US4943690 *Mar 6, 1989Jul 24, 1990Fifth Dimension, Inc.Position insensitive shock sensor with closure delay
US4974873 *Jan 10, 1990Dec 4, 1990Honda Giken Kogyo Kabushiki KaishaMalfunction preventing device for air bag module in automobiles
US5146104 *Aug 22, 1989Sep 8, 1992Robert Bosch GmbhElectronic device for triggering a safety device
US5221918 *Aug 12, 1991Jun 22, 1993Saturn CorporationBack-up warning lamp useful for supplemental inflatable restraint systems
US5331211 *May 14, 1993Jul 19, 1994Nippondenso Co., Ltd.Releasing circuit for actuating vehicular safety device
US5431440 *May 21, 1993Jul 11, 1995Deutsche Aerospace AgRestraint system for passengers in vehicles with opto-electric trigger means
US5505483 *Apr 26, 1994Apr 9, 1996Nippondenso Co., Ltd.Airbag safety module for vehicle
US6005241 *Oct 24, 1997Dec 21, 1999Takata CorporationSeat belt restraint system
US6114949 *Jul 9, 1997Sep 5, 2000Robert Bosch GmbhSteering wheel with opto-electronic sensor
EP0343578A2 *May 23, 1989Nov 29, 1989Nippondenso Co., Ltd.Releasing circuit for actuating vehicular safety device
EP0402622A1 *May 9, 1990Dec 19, 1990Daimler-Benz AktiengesellschaftIgnition device for safety systems in vehicles
WO1990002062A1 *Aug 22, 1989Mar 8, 1990Bosch Gmbh RobertElectronic device and mode of operation
Classifications
U.S. Classification280/735
International ClassificationB60R21/01, G01P15/08

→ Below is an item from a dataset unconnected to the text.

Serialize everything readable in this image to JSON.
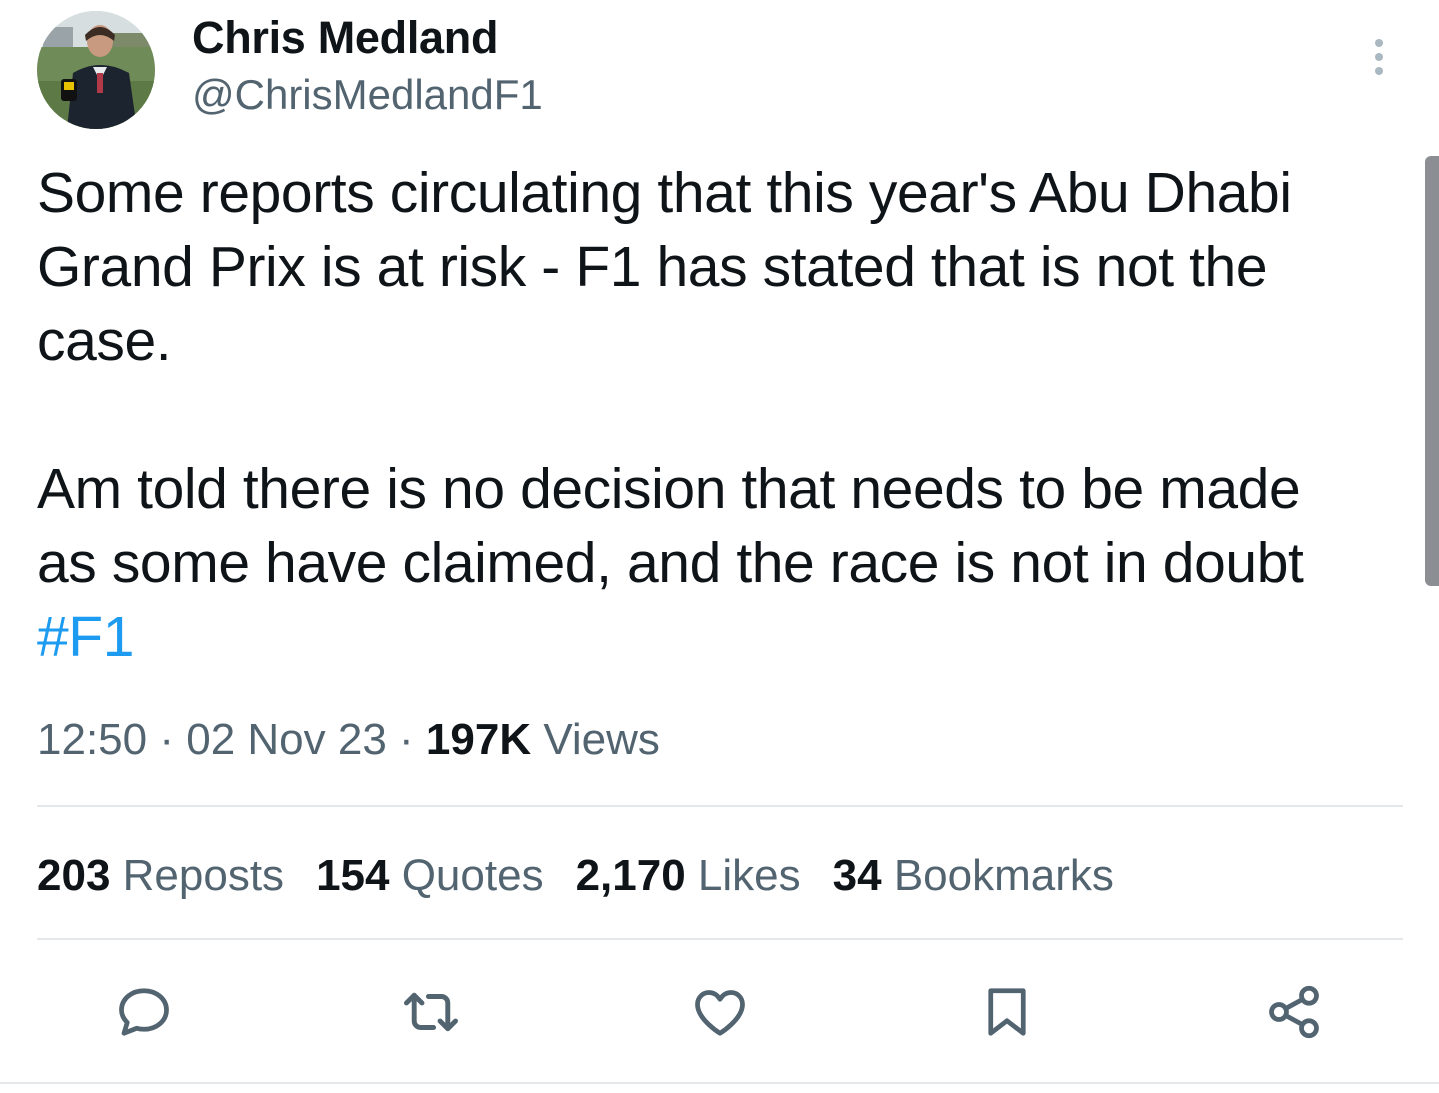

Cooperative ClassificationG01P15/08, B60R21/0173
European ClassificationG01P15/08, B60R21/017D